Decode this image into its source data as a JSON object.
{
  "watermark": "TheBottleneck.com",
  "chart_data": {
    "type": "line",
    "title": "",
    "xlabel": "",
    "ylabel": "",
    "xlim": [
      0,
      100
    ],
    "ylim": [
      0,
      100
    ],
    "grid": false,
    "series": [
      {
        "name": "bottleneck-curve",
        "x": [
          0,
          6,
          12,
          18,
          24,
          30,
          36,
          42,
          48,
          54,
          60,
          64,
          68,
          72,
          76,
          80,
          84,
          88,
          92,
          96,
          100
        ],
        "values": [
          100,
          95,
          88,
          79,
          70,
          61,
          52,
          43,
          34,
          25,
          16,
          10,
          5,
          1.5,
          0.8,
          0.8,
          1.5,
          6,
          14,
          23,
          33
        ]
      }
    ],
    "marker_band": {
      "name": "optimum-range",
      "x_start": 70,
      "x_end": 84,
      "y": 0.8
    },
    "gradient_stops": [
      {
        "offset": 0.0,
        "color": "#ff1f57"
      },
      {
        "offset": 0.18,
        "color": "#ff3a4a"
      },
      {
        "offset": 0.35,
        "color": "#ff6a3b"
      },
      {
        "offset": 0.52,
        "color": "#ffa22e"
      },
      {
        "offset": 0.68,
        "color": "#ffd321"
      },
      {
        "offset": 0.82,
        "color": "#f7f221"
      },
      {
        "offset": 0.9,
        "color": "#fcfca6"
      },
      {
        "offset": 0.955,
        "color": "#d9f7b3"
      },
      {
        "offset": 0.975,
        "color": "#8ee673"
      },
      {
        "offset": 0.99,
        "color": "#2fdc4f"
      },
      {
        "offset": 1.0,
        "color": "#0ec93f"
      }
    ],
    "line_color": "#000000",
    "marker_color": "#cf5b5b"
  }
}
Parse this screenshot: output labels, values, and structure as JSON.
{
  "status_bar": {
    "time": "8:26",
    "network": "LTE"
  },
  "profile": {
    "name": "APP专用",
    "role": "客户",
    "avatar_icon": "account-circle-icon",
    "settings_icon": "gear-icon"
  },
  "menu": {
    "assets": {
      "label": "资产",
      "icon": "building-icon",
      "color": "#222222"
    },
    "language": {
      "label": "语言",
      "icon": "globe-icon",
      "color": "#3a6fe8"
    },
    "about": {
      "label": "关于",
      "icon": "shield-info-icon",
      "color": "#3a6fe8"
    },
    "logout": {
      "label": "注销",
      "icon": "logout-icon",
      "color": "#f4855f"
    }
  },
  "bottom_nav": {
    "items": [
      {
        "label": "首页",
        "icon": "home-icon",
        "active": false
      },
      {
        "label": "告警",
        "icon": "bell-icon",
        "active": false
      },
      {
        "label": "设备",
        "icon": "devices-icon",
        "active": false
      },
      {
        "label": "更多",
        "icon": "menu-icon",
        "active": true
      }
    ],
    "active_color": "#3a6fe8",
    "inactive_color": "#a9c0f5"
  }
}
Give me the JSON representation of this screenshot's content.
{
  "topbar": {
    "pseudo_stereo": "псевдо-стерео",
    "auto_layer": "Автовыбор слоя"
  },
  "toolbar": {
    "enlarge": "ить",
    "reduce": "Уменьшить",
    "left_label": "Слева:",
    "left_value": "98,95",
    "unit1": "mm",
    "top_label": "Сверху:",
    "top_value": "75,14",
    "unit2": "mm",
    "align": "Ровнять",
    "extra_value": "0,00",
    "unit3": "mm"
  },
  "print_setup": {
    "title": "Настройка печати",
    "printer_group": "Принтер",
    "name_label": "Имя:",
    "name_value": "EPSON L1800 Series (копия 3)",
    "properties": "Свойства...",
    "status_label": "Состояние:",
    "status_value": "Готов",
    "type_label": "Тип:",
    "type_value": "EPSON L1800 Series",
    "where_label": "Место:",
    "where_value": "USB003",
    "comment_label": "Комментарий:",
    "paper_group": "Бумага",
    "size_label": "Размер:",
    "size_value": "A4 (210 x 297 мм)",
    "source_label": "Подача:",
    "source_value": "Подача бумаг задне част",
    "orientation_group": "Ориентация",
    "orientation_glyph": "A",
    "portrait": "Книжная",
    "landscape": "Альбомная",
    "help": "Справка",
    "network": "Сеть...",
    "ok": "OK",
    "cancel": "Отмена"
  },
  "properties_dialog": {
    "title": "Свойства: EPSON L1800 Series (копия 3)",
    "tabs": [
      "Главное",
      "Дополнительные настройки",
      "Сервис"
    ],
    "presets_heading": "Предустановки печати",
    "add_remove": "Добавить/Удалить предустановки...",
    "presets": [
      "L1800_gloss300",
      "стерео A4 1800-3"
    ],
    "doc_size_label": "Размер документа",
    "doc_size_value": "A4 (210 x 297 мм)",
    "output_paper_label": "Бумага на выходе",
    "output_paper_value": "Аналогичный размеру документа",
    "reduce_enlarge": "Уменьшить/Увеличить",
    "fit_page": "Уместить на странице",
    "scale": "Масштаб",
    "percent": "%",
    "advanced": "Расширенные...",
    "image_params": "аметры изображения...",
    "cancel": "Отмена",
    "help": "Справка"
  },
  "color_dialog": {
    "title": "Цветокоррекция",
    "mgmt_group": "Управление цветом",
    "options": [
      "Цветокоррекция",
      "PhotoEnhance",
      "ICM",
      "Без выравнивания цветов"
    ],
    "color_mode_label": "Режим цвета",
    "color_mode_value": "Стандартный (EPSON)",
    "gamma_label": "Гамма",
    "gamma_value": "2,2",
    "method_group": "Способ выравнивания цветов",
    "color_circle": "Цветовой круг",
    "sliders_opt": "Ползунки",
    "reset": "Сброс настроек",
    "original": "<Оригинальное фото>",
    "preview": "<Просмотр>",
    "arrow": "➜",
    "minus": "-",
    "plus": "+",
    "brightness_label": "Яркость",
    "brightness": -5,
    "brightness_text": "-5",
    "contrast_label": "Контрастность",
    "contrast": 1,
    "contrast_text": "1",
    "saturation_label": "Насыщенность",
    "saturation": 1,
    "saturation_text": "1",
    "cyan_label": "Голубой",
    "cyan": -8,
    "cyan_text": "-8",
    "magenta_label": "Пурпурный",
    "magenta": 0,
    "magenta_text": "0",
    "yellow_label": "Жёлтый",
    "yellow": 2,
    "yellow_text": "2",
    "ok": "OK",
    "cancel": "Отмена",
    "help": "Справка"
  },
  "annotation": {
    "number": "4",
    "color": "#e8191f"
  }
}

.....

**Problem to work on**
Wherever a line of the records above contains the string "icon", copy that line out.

**Result of this exercise**
    "avatar_icon": "account-circle-icon",
    "settings_icon": "gear-icon"
      "icon": "building-icon",
      "icon": "globe-icon",
      "icon": "shield-info-icon",
      "icon": "logout-icon",
        "icon": "home-icon",
        "icon": "bell-icon",
        "icon": "devices-icon",
        "icon": "menu-icon",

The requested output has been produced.